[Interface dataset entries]
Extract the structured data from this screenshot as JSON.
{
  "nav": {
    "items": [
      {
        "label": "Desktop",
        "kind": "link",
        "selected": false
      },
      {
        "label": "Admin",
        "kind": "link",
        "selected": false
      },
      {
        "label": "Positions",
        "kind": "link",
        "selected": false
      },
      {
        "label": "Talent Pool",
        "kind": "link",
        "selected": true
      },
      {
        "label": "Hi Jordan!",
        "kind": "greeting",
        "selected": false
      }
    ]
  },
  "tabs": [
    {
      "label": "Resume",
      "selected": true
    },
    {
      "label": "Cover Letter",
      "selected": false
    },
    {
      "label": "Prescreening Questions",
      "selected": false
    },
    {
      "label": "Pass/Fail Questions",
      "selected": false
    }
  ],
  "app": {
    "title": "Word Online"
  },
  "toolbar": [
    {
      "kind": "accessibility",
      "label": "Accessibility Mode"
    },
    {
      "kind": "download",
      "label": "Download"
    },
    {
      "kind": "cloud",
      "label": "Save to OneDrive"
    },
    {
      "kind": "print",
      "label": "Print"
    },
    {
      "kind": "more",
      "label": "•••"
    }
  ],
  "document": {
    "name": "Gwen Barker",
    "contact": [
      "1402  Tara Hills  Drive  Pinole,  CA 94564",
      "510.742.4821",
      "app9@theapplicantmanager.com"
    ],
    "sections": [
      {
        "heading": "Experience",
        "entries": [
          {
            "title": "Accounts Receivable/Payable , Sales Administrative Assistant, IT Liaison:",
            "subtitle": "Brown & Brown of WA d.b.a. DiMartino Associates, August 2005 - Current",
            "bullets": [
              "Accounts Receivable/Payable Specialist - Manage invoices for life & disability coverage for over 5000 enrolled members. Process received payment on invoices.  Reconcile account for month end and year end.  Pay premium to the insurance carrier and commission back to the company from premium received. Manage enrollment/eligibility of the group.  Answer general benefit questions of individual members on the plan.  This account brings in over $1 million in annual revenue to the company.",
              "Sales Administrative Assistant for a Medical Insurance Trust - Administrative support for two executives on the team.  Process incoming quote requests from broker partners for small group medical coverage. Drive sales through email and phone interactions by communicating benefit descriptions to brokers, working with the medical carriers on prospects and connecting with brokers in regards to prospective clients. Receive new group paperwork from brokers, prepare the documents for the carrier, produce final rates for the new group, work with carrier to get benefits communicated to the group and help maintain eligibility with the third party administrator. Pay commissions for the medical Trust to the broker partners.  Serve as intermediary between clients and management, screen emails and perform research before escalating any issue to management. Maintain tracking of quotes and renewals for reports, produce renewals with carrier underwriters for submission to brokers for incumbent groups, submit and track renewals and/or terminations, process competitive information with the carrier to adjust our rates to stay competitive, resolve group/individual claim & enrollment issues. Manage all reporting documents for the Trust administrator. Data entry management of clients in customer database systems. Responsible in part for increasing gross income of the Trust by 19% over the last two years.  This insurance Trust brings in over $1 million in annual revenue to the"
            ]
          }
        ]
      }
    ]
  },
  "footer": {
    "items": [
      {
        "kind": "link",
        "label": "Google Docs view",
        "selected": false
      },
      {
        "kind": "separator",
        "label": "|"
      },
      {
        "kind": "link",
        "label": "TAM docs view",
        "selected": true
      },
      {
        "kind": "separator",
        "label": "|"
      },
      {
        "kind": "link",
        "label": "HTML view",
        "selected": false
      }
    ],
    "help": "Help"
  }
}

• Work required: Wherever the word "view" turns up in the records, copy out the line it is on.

• Answer area:
        "label": "Google Docs view",
        "label": "TAM docs view",
        "label": "HTML view",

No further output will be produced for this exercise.